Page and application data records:
····················
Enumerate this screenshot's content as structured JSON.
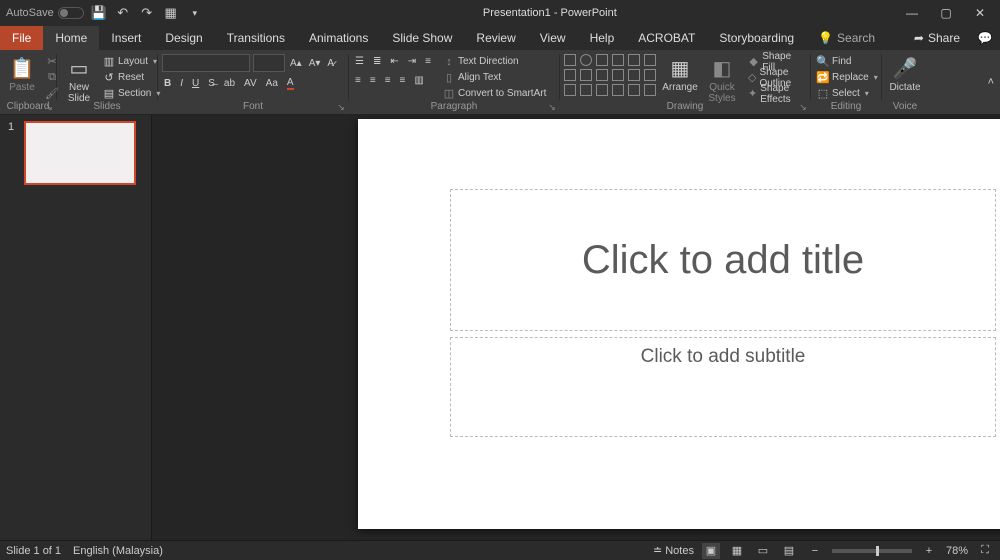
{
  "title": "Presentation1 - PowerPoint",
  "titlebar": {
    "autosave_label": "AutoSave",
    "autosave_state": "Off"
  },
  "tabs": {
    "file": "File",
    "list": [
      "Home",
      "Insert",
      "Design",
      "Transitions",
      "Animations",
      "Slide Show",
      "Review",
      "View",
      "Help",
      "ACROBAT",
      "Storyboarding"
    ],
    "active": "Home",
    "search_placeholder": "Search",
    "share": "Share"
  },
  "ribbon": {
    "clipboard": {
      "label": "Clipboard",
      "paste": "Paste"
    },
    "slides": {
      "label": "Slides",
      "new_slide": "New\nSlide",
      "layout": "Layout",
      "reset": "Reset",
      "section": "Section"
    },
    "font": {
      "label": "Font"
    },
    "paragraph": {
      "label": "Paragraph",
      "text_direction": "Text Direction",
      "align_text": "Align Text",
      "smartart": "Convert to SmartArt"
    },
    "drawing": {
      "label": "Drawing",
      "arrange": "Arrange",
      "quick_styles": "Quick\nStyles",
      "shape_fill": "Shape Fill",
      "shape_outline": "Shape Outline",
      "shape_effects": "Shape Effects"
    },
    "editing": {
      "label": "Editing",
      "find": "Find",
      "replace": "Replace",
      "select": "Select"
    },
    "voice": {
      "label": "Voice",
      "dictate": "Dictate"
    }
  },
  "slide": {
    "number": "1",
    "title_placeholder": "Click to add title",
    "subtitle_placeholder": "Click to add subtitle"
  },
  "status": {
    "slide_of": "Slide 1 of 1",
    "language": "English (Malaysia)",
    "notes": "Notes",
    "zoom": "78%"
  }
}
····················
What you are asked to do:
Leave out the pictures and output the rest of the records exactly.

Result of this exercise:
Enumerate this screenshot's content as structured JSON.
{
  "title": "Presentation1 - PowerPoint",
  "titlebar": {
    "autosave_label": "AutoSave",
    "autosave_state": "Off"
  },
  "tabs": {
    "file": "File",
    "list": [
      "Home",
      "Insert",
      "Design",
      "Transitions",
      "Animations",
      "Slide Show",
      "Review",
      "View",
      "Help",
      "ACROBAT",
      "Storyboarding"
    ],
    "active": "Home",
    "search_placeholder": "Search",
    "share": "Share"
  },
  "ribbon": {
    "clipboard": {
      "label": "Clipboard",
      "paste": "Paste"
    },
    "slides": {
      "label": "Slides",
      "new_slide": "New\nSlide",
      "layout": "Layout",
      "reset": "Reset",
      "section": "Section"
    },
    "font": {
      "label": "Font"
    },
    "paragraph": {
      "label": "Paragraph",
      "text_direction": "Text Direction",
      "align_text": "Align Text",
      "smartart": "Convert to SmartArt"
    },
    "drawing": {
      "label": "Drawing",
      "arrange": "Arrange",
      "quick_styles": "Quick\nStyles",
      "shape_fill": "Shape Fill",
      "shape_outline": "Shape Outline",
      "shape_effects": "Shape Effects"
    },
    "editing": {
      "label": "Editing",
      "find": "Find",
      "replace": "Replace",
      "select": "Select"
    },
    "voice": {
      "label": "Voice",
      "dictate": "Dictate"
    }
  },
  "slide": {
    "number": "1",
    "title_placeholder": "Click to add title",
    "subtitle_placeholder": "Click to add subtitle"
  },
  "status": {
    "slide_of": "Slide 1 of 1",
    "language": "English (Malaysia)",
    "notes": "Notes",
    "zoom": "78%"
  }
}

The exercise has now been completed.